Re: Pay-Pal: To gift payment or not...
«Reply #4: July 31, 2012, 09:48:13 PM»
Gifts are gifts and are meant to be given as such. Commissioners who expect you to pay the fee and deliberately violating PayPal's TOS are putting their account as risk. Some commissioners pay me as gifts because it's what they are used to, but I never request anyone to specifically gift it. If they give me a little extra to compensate, I'm always happy, and I usually do the same for those I commission.

I don't agree with gifting for commission, that's why I don't do it. However, it doesn't help that "commissioners" attempt to scam artists by filing chargebacks. This has actually happened to me before, and when gifting became an option, it was actually all I used for a while. I haven't had any problems recently, though.

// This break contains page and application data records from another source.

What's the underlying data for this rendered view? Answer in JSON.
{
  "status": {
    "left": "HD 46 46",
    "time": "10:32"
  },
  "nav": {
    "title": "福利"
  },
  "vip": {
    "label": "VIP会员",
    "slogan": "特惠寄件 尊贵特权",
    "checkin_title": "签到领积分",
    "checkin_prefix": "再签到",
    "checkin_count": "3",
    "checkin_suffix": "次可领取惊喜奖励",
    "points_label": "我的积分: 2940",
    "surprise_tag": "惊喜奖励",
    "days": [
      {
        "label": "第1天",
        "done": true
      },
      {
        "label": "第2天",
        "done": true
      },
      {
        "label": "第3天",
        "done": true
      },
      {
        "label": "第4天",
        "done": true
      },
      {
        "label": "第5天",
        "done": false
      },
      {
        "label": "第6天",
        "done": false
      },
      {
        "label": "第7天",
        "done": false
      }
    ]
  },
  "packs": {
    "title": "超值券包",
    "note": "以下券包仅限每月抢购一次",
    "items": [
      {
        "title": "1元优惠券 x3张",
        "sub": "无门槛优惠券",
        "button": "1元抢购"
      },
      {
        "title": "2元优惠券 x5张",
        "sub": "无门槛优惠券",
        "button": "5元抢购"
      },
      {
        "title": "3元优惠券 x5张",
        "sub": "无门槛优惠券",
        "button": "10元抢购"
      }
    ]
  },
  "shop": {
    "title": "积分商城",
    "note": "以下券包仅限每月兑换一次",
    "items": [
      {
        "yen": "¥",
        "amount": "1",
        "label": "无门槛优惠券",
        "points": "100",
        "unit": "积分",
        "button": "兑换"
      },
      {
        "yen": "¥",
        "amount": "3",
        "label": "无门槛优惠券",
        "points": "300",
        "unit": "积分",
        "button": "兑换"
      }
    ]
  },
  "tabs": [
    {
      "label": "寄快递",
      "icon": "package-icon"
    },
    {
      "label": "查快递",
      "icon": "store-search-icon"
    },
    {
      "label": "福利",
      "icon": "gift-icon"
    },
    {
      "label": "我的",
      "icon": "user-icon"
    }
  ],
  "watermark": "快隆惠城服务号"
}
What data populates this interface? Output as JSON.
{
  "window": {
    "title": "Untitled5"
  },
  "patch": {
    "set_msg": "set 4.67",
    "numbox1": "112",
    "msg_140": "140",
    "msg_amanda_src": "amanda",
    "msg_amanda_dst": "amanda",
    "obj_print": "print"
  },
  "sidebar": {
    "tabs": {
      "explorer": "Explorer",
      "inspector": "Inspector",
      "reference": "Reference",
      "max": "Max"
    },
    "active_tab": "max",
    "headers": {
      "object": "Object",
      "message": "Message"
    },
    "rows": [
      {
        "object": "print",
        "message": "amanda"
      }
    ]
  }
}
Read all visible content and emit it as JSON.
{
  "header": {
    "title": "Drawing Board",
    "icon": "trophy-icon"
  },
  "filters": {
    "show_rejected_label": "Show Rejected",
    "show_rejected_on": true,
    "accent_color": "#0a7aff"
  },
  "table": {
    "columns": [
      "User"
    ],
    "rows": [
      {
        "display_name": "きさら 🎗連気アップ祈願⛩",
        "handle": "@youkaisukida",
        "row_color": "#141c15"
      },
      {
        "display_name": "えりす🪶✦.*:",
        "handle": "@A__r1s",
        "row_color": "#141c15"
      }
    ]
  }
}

It's a service that is abused, but used because of the benefits it does have. It's just a matter of both commissioners and artists being responsible, mature, and following the TOS. Don't try to scam artists out of money they rightfully earned. (: All artists should be wary of whom is asking for art and check for a history, and use PayPal as it's intended.